My niece just completed an interview for a rigorous program at a prestigious university which, if she's accepted, could catapult her to an entirely different plane. Only she knows what that will mean for her life, and what work she put into giving herself that chance. If her beginnings have had some unsteady steps, she shows no lack of confidence or sure-footedness now. She knows what that takes, the example it sets. She lifts and carries, like her dad, without complaint. I'm so, so proud and thankful I get to be her aunt.
My youngest daughter just landed a lead role in her school play in this, her last year of middle school. Only she knows what yearning and deep commitment can become in an audition - a fragile dream brought to full color and volume in a minute, twenty - and then an existential squeal of delight so internal it shakes your very bones. She knows. And I, as her mother, dreaming and desperate for her happiness, know too.

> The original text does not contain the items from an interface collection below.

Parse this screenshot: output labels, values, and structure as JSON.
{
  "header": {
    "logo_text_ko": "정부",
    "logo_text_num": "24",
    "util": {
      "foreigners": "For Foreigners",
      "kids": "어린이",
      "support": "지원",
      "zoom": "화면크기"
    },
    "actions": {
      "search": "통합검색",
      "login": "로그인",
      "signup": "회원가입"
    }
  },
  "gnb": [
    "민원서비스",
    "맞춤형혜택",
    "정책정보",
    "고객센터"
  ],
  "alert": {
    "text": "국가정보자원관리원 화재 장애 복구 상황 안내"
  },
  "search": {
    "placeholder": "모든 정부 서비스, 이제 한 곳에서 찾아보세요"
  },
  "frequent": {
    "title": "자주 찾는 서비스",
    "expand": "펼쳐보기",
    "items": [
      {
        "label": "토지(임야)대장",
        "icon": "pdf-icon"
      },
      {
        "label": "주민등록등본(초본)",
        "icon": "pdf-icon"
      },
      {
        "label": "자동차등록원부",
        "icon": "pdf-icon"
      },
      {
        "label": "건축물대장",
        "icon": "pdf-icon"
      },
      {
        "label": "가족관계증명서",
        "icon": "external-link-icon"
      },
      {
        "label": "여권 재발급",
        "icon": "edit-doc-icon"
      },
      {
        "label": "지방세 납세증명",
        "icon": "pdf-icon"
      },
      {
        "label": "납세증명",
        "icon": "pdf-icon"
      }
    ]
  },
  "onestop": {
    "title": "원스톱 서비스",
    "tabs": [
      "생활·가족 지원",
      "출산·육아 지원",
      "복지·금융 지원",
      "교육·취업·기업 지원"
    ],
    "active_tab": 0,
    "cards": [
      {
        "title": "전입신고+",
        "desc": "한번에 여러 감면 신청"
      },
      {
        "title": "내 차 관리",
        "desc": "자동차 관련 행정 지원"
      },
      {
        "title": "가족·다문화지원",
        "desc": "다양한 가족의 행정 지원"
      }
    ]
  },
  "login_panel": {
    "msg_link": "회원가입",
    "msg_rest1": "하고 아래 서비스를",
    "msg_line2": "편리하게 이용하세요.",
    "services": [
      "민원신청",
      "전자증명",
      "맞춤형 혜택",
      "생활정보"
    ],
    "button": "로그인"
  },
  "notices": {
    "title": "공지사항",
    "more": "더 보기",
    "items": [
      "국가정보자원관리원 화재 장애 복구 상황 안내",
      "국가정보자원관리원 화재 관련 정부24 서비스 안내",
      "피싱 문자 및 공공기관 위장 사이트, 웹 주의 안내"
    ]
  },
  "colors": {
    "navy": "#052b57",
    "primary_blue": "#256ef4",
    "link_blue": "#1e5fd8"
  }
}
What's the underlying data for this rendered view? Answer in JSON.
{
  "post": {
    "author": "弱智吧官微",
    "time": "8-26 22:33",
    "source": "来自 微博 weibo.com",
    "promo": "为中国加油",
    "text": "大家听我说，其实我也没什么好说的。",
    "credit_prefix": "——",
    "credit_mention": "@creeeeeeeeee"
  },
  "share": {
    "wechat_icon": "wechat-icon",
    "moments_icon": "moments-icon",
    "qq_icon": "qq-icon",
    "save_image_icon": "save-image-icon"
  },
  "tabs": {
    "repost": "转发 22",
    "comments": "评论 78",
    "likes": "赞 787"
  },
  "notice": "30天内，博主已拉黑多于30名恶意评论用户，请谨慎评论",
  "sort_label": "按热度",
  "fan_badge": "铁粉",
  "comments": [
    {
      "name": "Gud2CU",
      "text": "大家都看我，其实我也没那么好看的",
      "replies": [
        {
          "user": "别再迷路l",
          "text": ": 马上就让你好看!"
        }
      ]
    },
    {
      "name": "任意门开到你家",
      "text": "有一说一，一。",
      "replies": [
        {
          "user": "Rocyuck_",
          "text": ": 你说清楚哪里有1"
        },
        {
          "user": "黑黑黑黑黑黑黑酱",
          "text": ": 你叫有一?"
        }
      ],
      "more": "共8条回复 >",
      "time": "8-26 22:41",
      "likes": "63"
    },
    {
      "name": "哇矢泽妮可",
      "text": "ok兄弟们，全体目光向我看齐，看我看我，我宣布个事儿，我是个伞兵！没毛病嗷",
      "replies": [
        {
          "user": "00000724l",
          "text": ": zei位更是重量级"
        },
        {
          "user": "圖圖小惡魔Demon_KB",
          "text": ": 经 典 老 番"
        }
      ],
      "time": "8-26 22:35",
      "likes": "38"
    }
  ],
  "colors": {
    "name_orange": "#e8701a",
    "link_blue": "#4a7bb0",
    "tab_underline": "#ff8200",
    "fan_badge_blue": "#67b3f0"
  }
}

Tonight, I sat down to help my son write an essay as part of a high school application. The prompt asks the student to write a piece on a defining characteristic. He struggled, until I asked him 'what do you think of when you think of yourself?' "I'm a twin," he said. "I think of Sara." I thought it was so sweet. Then he went on in great detail about how annoying and loud-mouthed she is. Only he knows what it means to carry this extra person with him through his entire life - literally since conception. Only he knows what it means to share, share and share again, no matter how tiny the piece. And only he knows the complexity of defining self by defining one's co-existence with another. Still, what simplicity, too. Rather matter-of-factly he tells you he is himself, but not without her. I love that and am thankful for it. I think, on balance, it is a good thing.
In fact, what I know for certain is that each person you meet carries some weight, pursues some dream doggedly, sets some standard for self, sings with conviction, knows and accepts some truth about himself - perhaps not without some melancholy. It's knowing this that must put the tenderness in your touch and the softness in your expression. To someone, on some day, it will matter. And they will be so thankful for your kindness. I know I am thankful for these and all the amazing people in my life who give me reason for thanks.